Thursday, June 23, 2011

How to Read Manga

"Why is it backwards?"

Many ask this question when they first see manga. (The answer is that Japanese reads from right-to-left, whereas English reads left-to-right. It's not "backwards," just "opposite"!) Translated manga used to be "flipped" to read Western-style - and a few still are - but most creators prefer their artwork to be presented as it was originally drawn, so flipping is rare nowadays.

So what's a reader to do when presented with this unusual page layout? Sit back and learn! This post will take you step-by-step through the process of reading a right-to-left comic. By the time you're through, you can pick up any manga and read it like a pro!

Note: If you're new to comics in general, please take a look at the How to Read Comics guide. Japanese and Western comics share the same basic storytelling elements, so understanding one will enhance your enjoyment of the other!

Step 1: A Single Panel

Panels are the building blocks of comics. They can make a beautiful structure when stacked together, but it helps to understand them individually.

Within a manga panel, the upper right corner is your starting point. From there, make your way to the lower left corner, taking time to read both the text and the picture.

See? Simple! If you ever get stuck, just keep this basic top right ---> bottom left layout in mind.

Step 2: 4-Koma

4-koma (roughly "four-panel") manga are similar to newspaper comic strips. They're typically presented vertically, two to a page. This is where the first challenge comes in! The first strip (the one furthest on the right) must be read entirely, from the top panel to the bottom panel. Then, jump back up to the top of the second strip and make your way down again.

(Click image for larger view.)

Presto! If you want a whole book of 4-koma to practice with, I highly recommend the high school comedy Azumanga Daioh.

Step 3: Simple Full Pages

Here's where things get interesting! Most manga you find on a shelf will look something like this:

Kind of intimidating, right? Well, manga artists have come up with a neat trick to make reading full pages a little easier: Gutters!

Look closely at the blank spaces between the panels. Notice how the horizontal gutter is a little thicker than the vertical one? This works as a subtle barrier, telling the reader that the two panels on top should be read first.
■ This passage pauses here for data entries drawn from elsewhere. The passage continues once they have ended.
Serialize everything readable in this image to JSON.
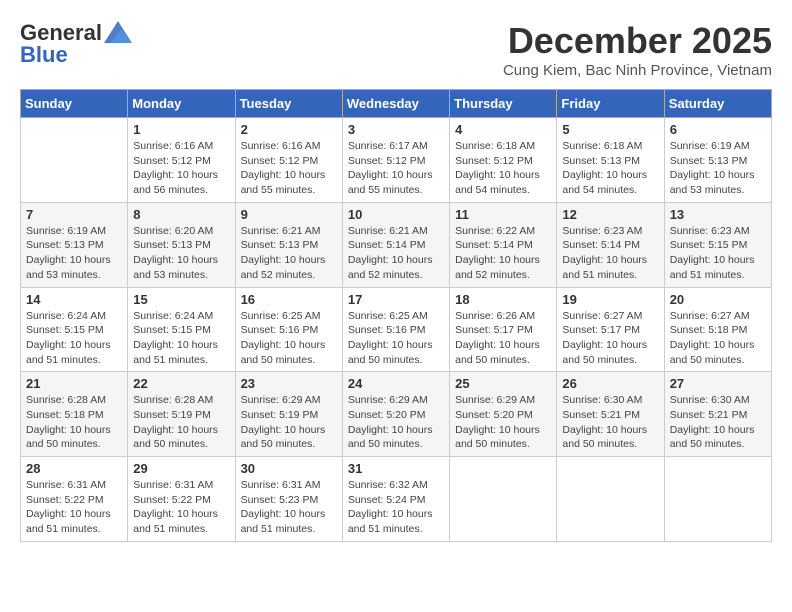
{
  "logo": {
    "general": "General",
    "blue": "Blue"
  },
  "header": {
    "month_title": "December 2025",
    "subtitle": "Cung Kiem, Bac Ninh Province, Vietnam"
  },
  "weekdays": [
    "Sunday",
    "Monday",
    "Tuesday",
    "Wednesday",
    "Thursday",
    "Friday",
    "Saturday"
  ],
  "weeks": [
    [
      {
        "day": "",
        "info": ""
      },
      {
        "day": "1",
        "info": "Sunrise: 6:16 AM\nSunset: 5:12 PM\nDaylight: 10 hours\nand 56 minutes."
      },
      {
        "day": "2",
        "info": "Sunrise: 6:16 AM\nSunset: 5:12 PM\nDaylight: 10 hours\nand 55 minutes."
      },
      {
        "day": "3",
        "info": "Sunrise: 6:17 AM\nSunset: 5:12 PM\nDaylight: 10 hours\nand 55 minutes."
      },
      {
        "day": "4",
        "info": "Sunrise: 6:18 AM\nSunset: 5:12 PM\nDaylight: 10 hours\nand 54 minutes."
      },
      {
        "day": "5",
        "info": "Sunrise: 6:18 AM\nSunset: 5:13 PM\nDaylight: 10 hours\nand 54 minutes."
      },
      {
        "day": "6",
        "info": "Sunrise: 6:19 AM\nSunset: 5:13 PM\nDaylight: 10 hours\nand 53 minutes."
      }
    ],
    [
      {
        "day": "7",
        "info": "Sunrise: 6:19 AM\nSunset: 5:13 PM\nDaylight: 10 hours\nand 53 minutes."
      },
      {
        "day": "8",
        "info": "Sunrise: 6:20 AM\nSunset: 5:13 PM\nDaylight: 10 hours\nand 53 minutes."
      },
      {
        "day": "9",
        "info": "Sunrise: 6:21 AM\nSunset: 5:13 PM\nDaylight: 10 hours\nand 52 minutes."
      },
      {
        "day": "10",
        "info": "Sunrise: 6:21 AM\nSunset: 5:14 PM\nDaylight: 10 hours\nand 52 minutes."
      },
      {
        "day": "11",
        "info": "Sunrise: 6:22 AM\nSunset: 5:14 PM\nDaylight: 10 hours\nand 52 minutes."
      },
      {
        "day": "12",
        "info": "Sunrise: 6:23 AM\nSunset: 5:14 PM\nDaylight: 10 hours\nand 51 minutes."
      },
      {
        "day": "13",
        "info": "Sunrise: 6:23 AM\nSunset: 5:15 PM\nDaylight: 10 hours\nand 51 minutes."
      }
    ],
    [
      {
        "day": "14",
        "info": "Sunrise: 6:24 AM\nSunset: 5:15 PM\nDaylight: 10 hours\nand 51 minutes."
      },
      {
        "day": "15",
        "info": "Sunrise: 6:24 AM\nSunset: 5:15 PM\nDaylight: 10 hours\nand 51 minutes."
      },
      {
        "day": "16",
        "info": "Sunrise: 6:25 AM\nSunset: 5:16 PM\nDaylight: 10 hours\nand 50 minutes."
      },
      {
        "day": "17",
        "info": "Sunrise: 6:25 AM\nSunset: 5:16 PM\nDaylight: 10 hours\nand 50 minutes."
      },
      {
        "day": "18",
        "info": "Sunrise: 6:26 AM\nSunset: 5:17 PM\nDaylight: 10 hours\nand 50 minutes."
      },
      {
        "day": "19",
        "info": "Sunrise: 6:27 AM\nSunset: 5:17 PM\nDaylight: 10 hours\nand 50 minutes."
      },
      {
        "day": "20",
        "info": "Sunrise: 6:27 AM\nSunset: 5:18 PM\nDaylight: 10 hours\nand 50 minutes."
      }
    ],
    [
      {
        "day": "21",
        "info": "Sunrise: 6:28 AM\nSunset: 5:18 PM\nDaylight: 10 hours\nand 50 minutes."
      },
      {
        "day": "22",
        "info": "Sunrise: 6:28 AM\nSunset: 5:19 PM\nDaylight: 10 hours\nand 50 minutes."
      },
      {
        "day": "23",
        "info": "Sunrise: 6:29 AM\nSunset: 5:19 PM\nDaylight: 10 hours\nand 50 minutes."
      },
      {
        "day": "24",
        "info": "Sunrise: 6:29 AM\nSunset: 5:20 PM\nDaylight: 10 hours\nand 50 minutes."
      },
      {
        "day": "25",
        "info": "Sunrise: 6:29 AM\nSunset: 5:20 PM\nDaylight: 10 hours\nand 50 minutes."
      },
      {
        "day": "26",
        "info": "Sunrise: 6:30 AM\nSunset: 5:21 PM\nDaylight: 10 hours\nand 50 minutes."
      },
      {
        "day": "27",
        "info": "Sunrise: 6:30 AM\nSunset: 5:21 PM\nDaylight: 10 hours\nand 50 minutes."
      }
    ],
    [
      {
        "day": "28",
        "info": "Sunrise: 6:31 AM\nSunset: 5:22 PM\nDaylight: 10 hours\nand 51 minutes."
      },
      {
        "day": "29",
        "info": "Sunrise: 6:31 AM\nSunset: 5:22 PM\nDaylight: 10 hours\nand 51 minutes."
      },
      {
        "day": "30",
        "info": "Sunrise: 6:31 AM\nSunset: 5:23 PM\nDaylight: 10 hours\nand 51 minutes."
      },
      {
        "day": "31",
        "info": "Sunrise: 6:32 AM\nSunset: 5:24 PM\nDaylight: 10 hours\nand 51 minutes."
      },
      {
        "day": "",
        "info": ""
      },
      {
        "day": "",
        "info": ""
      },
      {
        "day": "",
        "info": ""
      }
    ]
  ]
}
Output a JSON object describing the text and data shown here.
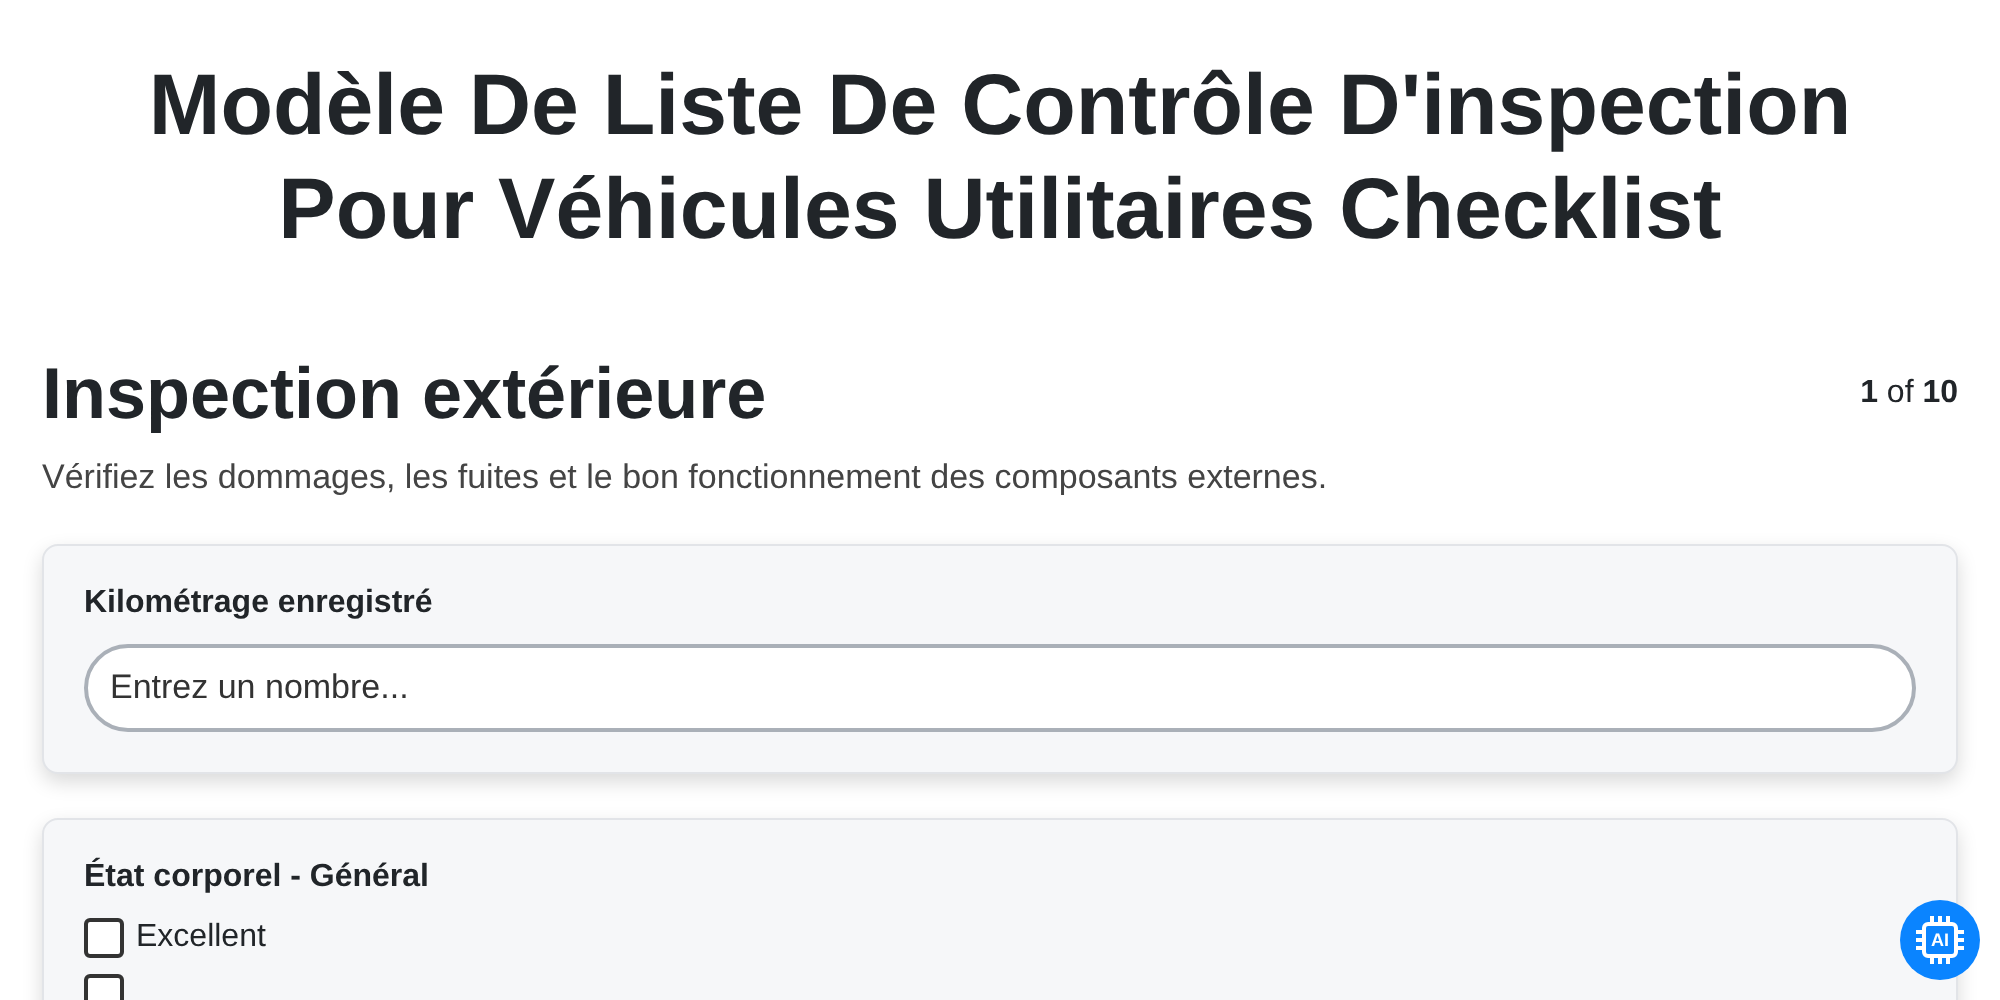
{
  "title": "Modèle De Liste De Contrôle D'inspection Pour Véhicules Utilitaires Checklist",
  "section": {
    "title": "Inspection extérieure",
    "pager": "**1** of **10**",
    "description": "Vérifiez les dommages, les fuites et le bon fonctionnement des composants externes."
  },
  "questions": [
    {
      "kind": "number",
      "label": "Kilométrage enregistré",
      "placeholder": "Entrez un nombre..."
    },
    {
      "kind": "choices",
      "label": "État corporel - Général",
      "options": [
        {
          "label": "Excellent",
          "checked": false
        },
        {
          "checked": false
        }
      ]
    }
  ],
  "assistant_badge": "AI"
}
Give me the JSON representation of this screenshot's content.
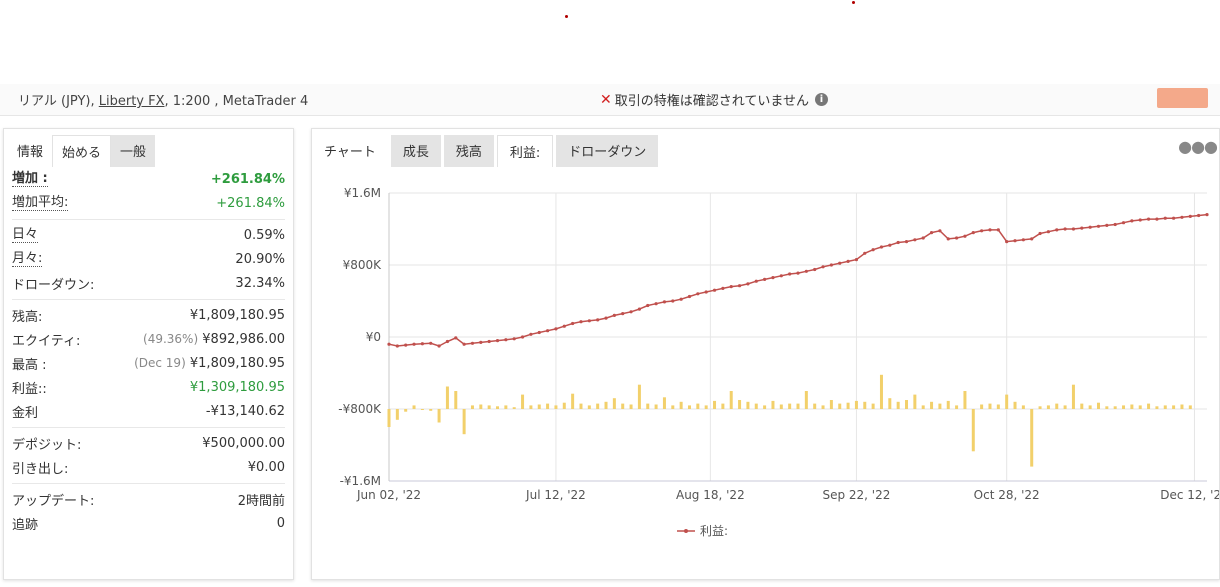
{
  "account": {
    "prefix": "リアル (JPY), ",
    "broker": "Liberty FX",
    "suffix": ", 1:200 , MetaTrader 4"
  },
  "notice": {
    "text": "取引の特権は確認されていません"
  },
  "left_tabs": [
    "情報",
    "始める",
    "一般"
  ],
  "stats": {
    "gain_label": "増加 :",
    "gain_value": "+261.84%",
    "avg_gain_label": "増加平均:",
    "avg_gain_value": "+261.84%",
    "daily_label": "日々",
    "daily_value": "0.59%",
    "monthly_label": "月々:",
    "monthly_value": "20.90%",
    "drawdown_label": "ドローダウン:",
    "drawdown_value": "32.34%",
    "balance_label": "残高:",
    "balance_value": "¥1,809,180.95",
    "equity_label": "エクイティ:",
    "equity_pct": "(49.36%)",
    "equity_value": "¥892,986.00",
    "highest_label": "最高 :",
    "highest_date": "(Dec 19)",
    "highest_value": "¥1,809,180.95",
    "profit_label": "利益::",
    "profit_value": "¥1,309,180.95",
    "interest_label": "金利",
    "interest_value": "-¥13,140.62",
    "deposit_label": "デポジット:",
    "deposit_value": "¥500,000.00",
    "withdrawal_label": "引き出し:",
    "withdrawal_value": "¥0.00",
    "update_label": "アップデート:",
    "update_value": "2時間前",
    "tracking_label": "追跡",
    "tracking_value": "0"
  },
  "right_tabs": [
    "チャート",
    "成長",
    "残高",
    "利益:",
    "ドローダウン"
  ],
  "colors": {
    "line": "#c0504d",
    "bar": "#f2d06b",
    "green": "#2e9c3e",
    "accent": "#f4a98a"
  },
  "chart_data": {
    "type": "line",
    "ylim": [
      -1600000,
      1600000
    ],
    "y_ticks": [
      "¥1.6M",
      "¥800K",
      "¥0",
      "-¥800K",
      "-¥1.6M"
    ],
    "y_tick_values": [
      1600000,
      800000,
      0,
      -800000,
      -1600000
    ],
    "x_ticks": [
      "Jun 02, '22",
      "Jul 12, '22",
      "Aug 18, '22",
      "Sep 22, '22",
      "Oct 28, '22",
      "Dec 12, '22"
    ],
    "x_tick_values": [
      0,
      40,
      77,
      112,
      148,
      193
    ],
    "legend": "利益:",
    "series": [
      {
        "name": "利益:",
        "x": [
          0,
          2,
          4,
          6,
          8,
          10,
          12,
          14,
          16,
          18,
          20,
          22,
          24,
          26,
          28,
          30,
          32,
          34,
          36,
          38,
          40,
          42,
          44,
          46,
          48,
          50,
          52,
          54,
          56,
          58,
          60,
          62,
          64,
          66,
          68,
          70,
          72,
          74,
          76,
          78,
          80,
          82,
          84,
          86,
          88,
          90,
          92,
          94,
          96,
          98,
          100,
          102,
          104,
          106,
          108,
          110,
          112,
          114,
          116,
          118,
          120,
          122,
          124,
          126,
          128,
          130,
          132,
          134,
          136,
          138,
          140,
          142,
          144,
          146,
          148,
          150,
          152,
          154,
          156,
          158,
          160,
          162,
          164,
          166,
          168,
          170,
          172,
          174,
          176,
          178,
          180,
          182,
          184,
          186,
          188,
          190,
          192,
          194,
          196
        ],
        "values": [
          -80000,
          -100000,
          -90000,
          -80000,
          -75000,
          -70000,
          -100000,
          -50000,
          -10000,
          -80000,
          -70000,
          -60000,
          -50000,
          -40000,
          -30000,
          -20000,
          0,
          30000,
          50000,
          70000,
          90000,
          120000,
          150000,
          170000,
          180000,
          190000,
          210000,
          240000,
          260000,
          280000,
          310000,
          350000,
          370000,
          390000,
          400000,
          420000,
          450000,
          480000,
          500000,
          520000,
          540000,
          560000,
          570000,
          590000,
          620000,
          640000,
          660000,
          680000,
          700000,
          710000,
          730000,
          750000,
          780000,
          800000,
          820000,
          840000,
          860000,
          930000,
          970000,
          1000000,
          1020000,
          1050000,
          1060000,
          1080000,
          1100000,
          1160000,
          1180000,
          1090000,
          1100000,
          1120000,
          1160000,
          1180000,
          1190000,
          1190000,
          1060000,
          1070000,
          1080000,
          1090000,
          1150000,
          1170000,
          1190000,
          1200000,
          1200000,
          1210000,
          1220000,
          1230000,
          1240000,
          1250000,
          1270000,
          1290000,
          1300000,
          1310000,
          1310000,
          1320000,
          1320000,
          1330000,
          1340000,
          1350000,
          1360000
        ]
      },
      {
        "name": "bars",
        "type": "bar",
        "x": [
          0,
          1,
          2,
          3,
          4,
          5,
          6,
          7,
          8,
          9,
          10,
          11,
          12,
          13,
          14,
          15,
          16,
          17,
          18,
          19,
          20,
          21,
          22,
          23,
          24,
          25,
          26,
          27,
          28,
          29,
          30,
          31,
          32,
          33,
          34,
          35,
          36,
          37,
          38,
          39,
          40,
          41,
          42,
          43,
          44,
          45,
          46,
          47,
          48,
          49,
          50,
          51,
          52,
          53,
          54,
          55,
          56,
          57,
          58,
          59,
          60,
          61,
          62,
          63,
          64,
          65,
          66,
          67,
          68,
          69,
          70,
          71,
          72,
          73,
          74,
          75,
          76,
          77,
          78,
          79,
          80,
          81,
          82,
          83,
          84,
          85,
          86,
          87,
          88,
          89,
          90,
          91,
          92,
          93,
          94,
          95,
          96
        ],
        "values": [
          -200000,
          -120000,
          -30000,
          40000,
          0,
          -20000,
          -150000,
          250000,
          200000,
          -280000,
          40000,
          50000,
          40000,
          30000,
          40000,
          20000,
          160000,
          40000,
          50000,
          60000,
          40000,
          70000,
          170000,
          60000,
          40000,
          60000,
          80000,
          120000,
          60000,
          50000,
          270000,
          60000,
          50000,
          130000,
          40000,
          80000,
          40000,
          60000,
          40000,
          90000,
          60000,
          200000,
          100000,
          80000,
          60000,
          40000,
          90000,
          50000,
          60000,
          60000,
          200000,
          60000,
          40000,
          100000,
          60000,
          70000,
          90000,
          80000,
          60000,
          380000,
          120000,
          80000,
          100000,
          160000,
          40000,
          80000,
          60000,
          90000,
          40000,
          200000,
          -470000,
          50000,
          60000,
          50000,
          160000,
          80000,
          40000,
          -640000,
          30000,
          40000,
          60000,
          40000,
          270000,
          60000,
          40000,
          70000,
          30000,
          30000,
          40000,
          50000,
          40000,
          60000,
          30000,
          40000,
          40000,
          50000,
          40000
        ]
      }
    ]
  }
}
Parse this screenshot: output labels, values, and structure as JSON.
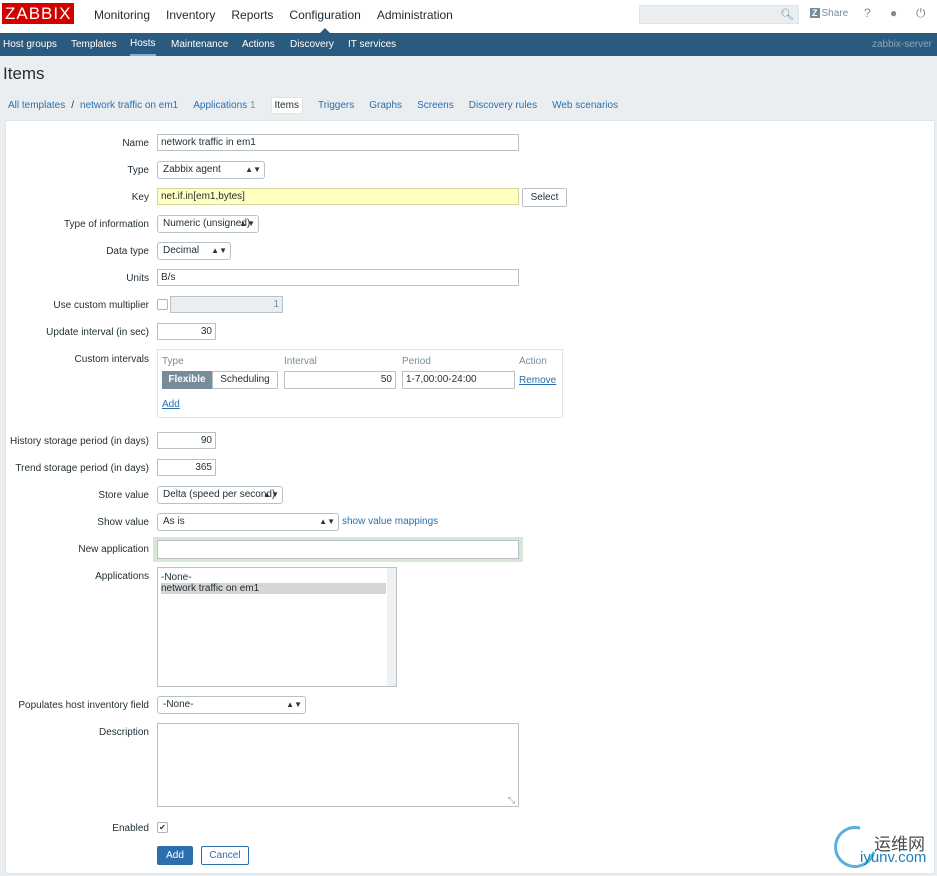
{
  "topbar": {
    "logo": "ZABBIX",
    "nav": [
      "Monitoring",
      "Inventory",
      "Reports",
      "Configuration",
      "Administration"
    ],
    "active_nav": "Configuration",
    "share_icon_text": "Z",
    "share_label": "Share",
    "help_symbol": "?",
    "user_symbol": "●",
    "power_symbol": "⏻"
  },
  "subnav": {
    "items": [
      "Host groups",
      "Templates",
      "Hosts",
      "Maintenance",
      "Actions",
      "Discovery",
      "IT services"
    ],
    "active": "Hosts",
    "server": "zabbix-server"
  },
  "page_title": "Items",
  "breadcrumb": {
    "all_templates": "All templates",
    "separator": "/",
    "host": "network traffic on em1",
    "tabs": [
      {
        "label": "Applications",
        "count": "1"
      },
      {
        "label": "Items"
      },
      {
        "label": "Triggers"
      },
      {
        "label": "Graphs"
      },
      {
        "label": "Screens"
      },
      {
        "label": "Discovery rules"
      },
      {
        "label": "Web scenarios"
      }
    ],
    "active_tab": "Items"
  },
  "form": {
    "name_label": "Name",
    "name_value": "network traffic in em1",
    "type_label": "Type",
    "type_value": "Zabbix agent",
    "key_label": "Key",
    "key_value": "net.if.in[em1,bytes]",
    "key_select_button": "Select",
    "type_info_label": "Type of information",
    "type_info_value": "Numeric (unsigned)",
    "data_type_label": "Data type",
    "data_type_value": "Decimal",
    "units_label": "Units",
    "units_value": "B/s",
    "multiplier_label": "Use custom multiplier",
    "multiplier_value": "1",
    "multiplier_checked": false,
    "update_label": "Update interval (in sec)",
    "update_value": "30",
    "custom_intervals_label": "Custom intervals",
    "custom_intervals": {
      "headers": {
        "type": "Type",
        "interval": "Interval",
        "period": "Period",
        "action": "Action"
      },
      "flexible": "Flexible",
      "scheduling": "Scheduling",
      "interval_value": "50",
      "period_value": "1-7,00:00-24:00",
      "remove": "Remove",
      "add": "Add"
    },
    "history_label": "History storage period (in days)",
    "history_value": "90",
    "trend_label": "Trend storage period (in days)",
    "trend_value": "365",
    "store_label": "Store value",
    "store_value": "Delta (speed per second)",
    "show_label": "Show value",
    "show_value": "As is",
    "show_mappings_link": "show value mappings",
    "new_app_label": "New application",
    "new_app_value": "",
    "applications_label": "Applications",
    "applications": [
      "-None-",
      "network traffic on em1"
    ],
    "applications_selected": "network traffic on em1",
    "inventory_label": "Populates host inventory field",
    "inventory_value": "-None-",
    "description_label": "Description",
    "description_value": "",
    "enabled_label": "Enabled",
    "enabled_checked": true,
    "add_button": "Add",
    "cancel_button": "Cancel"
  },
  "watermark": {
    "cn": "运维网",
    "en": "iyunv.com"
  },
  "colors": {
    "brand_red": "#d40000",
    "nav_blue": "#2b5a7f",
    "link_blue": "#2b6fae",
    "key_highlight": "#ffffc0",
    "focus_green": "#d5e8d4"
  }
}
Like so:

In fact, the gutters divide the page into a familiar shape: One giant 4-koma! (Or 3-koma, in this case.)

Now that you've been clued into this technique, practice using it on this two-page spread. (Remember, just like with 4-koma, read the right page first!)

(Click image for larger view.)

Not every artist uses the gutter trick, but many do, and even those who don't widen their horizontal gutters use the same basic principle.

Step 4: Complex Full Pages

This is the final step! Here we'll look at a more complex kind of page. This style is most commonly seen in shojo manga - those written primarily for teen and preteen girls.

Diagonal lines, tall panels, panels smushed against each other without a gutter to keep them apart - how on earth does anyone read this, you ask?

With a little bit of practice, of course!

First, let's peel back the artsy touches to look at the basic structure underneath:

Say, that looks just like the kind of page we saw in Step 3! As glitzy and experimental as shojo manga can get, few artists stray from that essential top right ---> bottom left arrangement.

There's still the matter of that pesky tall panel, though.

This is where our lesson from Step 1 kicks in. Remember that in order to enjoy the whole arrangement one must first understand the individual parts. It may be tempting to read a set of panels like this:

But you'll likely find it much more satisfying (and understandable!) to read it like this:

Now that we've seen what makes a complex page tick, let's put that layer of style back on and practice with our last two-page spread.

(Click image for larger view.)

. . . and there you have it! You've gone from confused newbie to manga expert in less time than it takes to eat a bagel. (Note: Bagels make excellent manga-reading snacks.) Now head on over to the nearest bookstore or library and see what the manga section has waiting for you!


  1. Your tutorials are so adorable, man.

  2. Aw, thank you! I try to make my tutorials as entertaining as the comics they will help people read. :]